## [TASK DIRECTIONS]
Wherever "README" shows up in the records below, copy the whole line.

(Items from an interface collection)
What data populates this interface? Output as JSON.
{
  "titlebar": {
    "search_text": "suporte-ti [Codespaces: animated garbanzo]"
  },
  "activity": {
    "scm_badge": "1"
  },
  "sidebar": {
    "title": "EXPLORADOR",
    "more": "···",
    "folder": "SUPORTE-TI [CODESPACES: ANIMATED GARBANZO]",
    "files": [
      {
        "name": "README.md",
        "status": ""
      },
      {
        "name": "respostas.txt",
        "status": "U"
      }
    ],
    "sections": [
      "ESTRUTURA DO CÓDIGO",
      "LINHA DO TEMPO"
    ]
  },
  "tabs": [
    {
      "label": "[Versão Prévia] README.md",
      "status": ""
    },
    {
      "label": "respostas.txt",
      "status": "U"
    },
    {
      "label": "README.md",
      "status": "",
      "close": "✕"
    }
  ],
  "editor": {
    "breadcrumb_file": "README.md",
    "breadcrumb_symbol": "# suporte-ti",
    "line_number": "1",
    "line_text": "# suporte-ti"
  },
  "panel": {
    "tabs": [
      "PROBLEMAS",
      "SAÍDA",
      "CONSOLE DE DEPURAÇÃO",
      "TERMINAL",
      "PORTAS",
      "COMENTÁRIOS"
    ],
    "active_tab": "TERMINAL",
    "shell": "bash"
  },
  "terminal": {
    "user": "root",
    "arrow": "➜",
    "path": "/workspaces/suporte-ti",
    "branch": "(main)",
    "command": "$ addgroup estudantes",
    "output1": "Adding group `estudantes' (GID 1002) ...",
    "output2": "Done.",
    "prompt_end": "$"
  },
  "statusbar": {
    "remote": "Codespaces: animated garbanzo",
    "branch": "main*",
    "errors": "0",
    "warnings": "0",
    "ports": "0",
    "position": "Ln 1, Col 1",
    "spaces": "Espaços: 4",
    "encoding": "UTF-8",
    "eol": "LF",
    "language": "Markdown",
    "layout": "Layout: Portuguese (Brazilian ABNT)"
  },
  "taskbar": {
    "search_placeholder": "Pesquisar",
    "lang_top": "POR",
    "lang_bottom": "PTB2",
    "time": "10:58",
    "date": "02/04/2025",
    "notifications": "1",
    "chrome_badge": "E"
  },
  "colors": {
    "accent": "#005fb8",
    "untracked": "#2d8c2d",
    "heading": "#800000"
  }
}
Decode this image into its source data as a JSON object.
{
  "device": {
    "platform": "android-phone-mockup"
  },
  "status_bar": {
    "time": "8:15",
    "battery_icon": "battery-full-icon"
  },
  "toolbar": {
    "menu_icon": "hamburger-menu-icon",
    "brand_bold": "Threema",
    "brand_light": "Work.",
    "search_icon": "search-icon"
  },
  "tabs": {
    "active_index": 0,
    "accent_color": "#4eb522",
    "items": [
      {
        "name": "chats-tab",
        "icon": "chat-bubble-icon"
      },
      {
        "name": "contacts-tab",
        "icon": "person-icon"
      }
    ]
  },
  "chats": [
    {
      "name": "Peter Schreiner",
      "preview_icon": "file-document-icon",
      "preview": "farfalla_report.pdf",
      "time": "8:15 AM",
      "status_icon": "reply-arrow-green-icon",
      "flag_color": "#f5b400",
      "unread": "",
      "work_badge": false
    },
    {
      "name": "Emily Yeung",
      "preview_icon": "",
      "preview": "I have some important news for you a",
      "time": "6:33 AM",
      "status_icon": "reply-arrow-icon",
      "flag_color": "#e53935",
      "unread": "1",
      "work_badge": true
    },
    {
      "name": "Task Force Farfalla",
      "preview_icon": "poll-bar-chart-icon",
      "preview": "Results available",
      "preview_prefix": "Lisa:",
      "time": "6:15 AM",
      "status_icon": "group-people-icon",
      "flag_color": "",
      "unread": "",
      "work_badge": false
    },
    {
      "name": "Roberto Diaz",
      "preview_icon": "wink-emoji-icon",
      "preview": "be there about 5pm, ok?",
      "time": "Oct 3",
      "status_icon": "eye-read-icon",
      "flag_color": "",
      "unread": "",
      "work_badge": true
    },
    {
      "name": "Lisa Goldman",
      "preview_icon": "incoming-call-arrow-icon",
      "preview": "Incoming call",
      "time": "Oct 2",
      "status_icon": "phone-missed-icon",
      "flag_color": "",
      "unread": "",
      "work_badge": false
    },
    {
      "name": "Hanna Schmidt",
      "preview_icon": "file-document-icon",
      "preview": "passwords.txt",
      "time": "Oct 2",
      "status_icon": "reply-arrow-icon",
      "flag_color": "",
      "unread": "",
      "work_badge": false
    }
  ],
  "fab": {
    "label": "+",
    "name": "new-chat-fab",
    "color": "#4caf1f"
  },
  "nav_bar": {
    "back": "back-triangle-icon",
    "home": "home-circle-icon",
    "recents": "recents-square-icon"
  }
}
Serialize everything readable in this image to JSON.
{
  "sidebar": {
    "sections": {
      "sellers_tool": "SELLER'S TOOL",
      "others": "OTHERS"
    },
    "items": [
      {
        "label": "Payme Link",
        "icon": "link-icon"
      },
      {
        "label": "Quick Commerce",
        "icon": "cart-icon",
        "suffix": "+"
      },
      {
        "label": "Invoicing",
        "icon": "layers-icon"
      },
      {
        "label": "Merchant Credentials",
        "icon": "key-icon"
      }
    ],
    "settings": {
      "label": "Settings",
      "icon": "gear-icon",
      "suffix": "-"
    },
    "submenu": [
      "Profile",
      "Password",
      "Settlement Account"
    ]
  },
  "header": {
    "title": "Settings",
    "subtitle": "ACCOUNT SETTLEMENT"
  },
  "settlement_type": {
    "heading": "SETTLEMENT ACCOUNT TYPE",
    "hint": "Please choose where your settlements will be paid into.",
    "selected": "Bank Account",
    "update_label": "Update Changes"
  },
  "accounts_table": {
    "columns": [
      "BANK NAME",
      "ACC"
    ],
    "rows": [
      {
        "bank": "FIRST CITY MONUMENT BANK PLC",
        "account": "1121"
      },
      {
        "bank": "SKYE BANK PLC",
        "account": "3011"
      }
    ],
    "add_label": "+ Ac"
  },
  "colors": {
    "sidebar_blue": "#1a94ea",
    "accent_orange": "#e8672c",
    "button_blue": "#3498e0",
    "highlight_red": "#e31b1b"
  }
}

## [EXERCISE OUTPUT]
        "name": "README.md",
      "label": "[Versão Prévia] README.md",
      "label": "README.md",
    "breadcrumb_file": "README.md",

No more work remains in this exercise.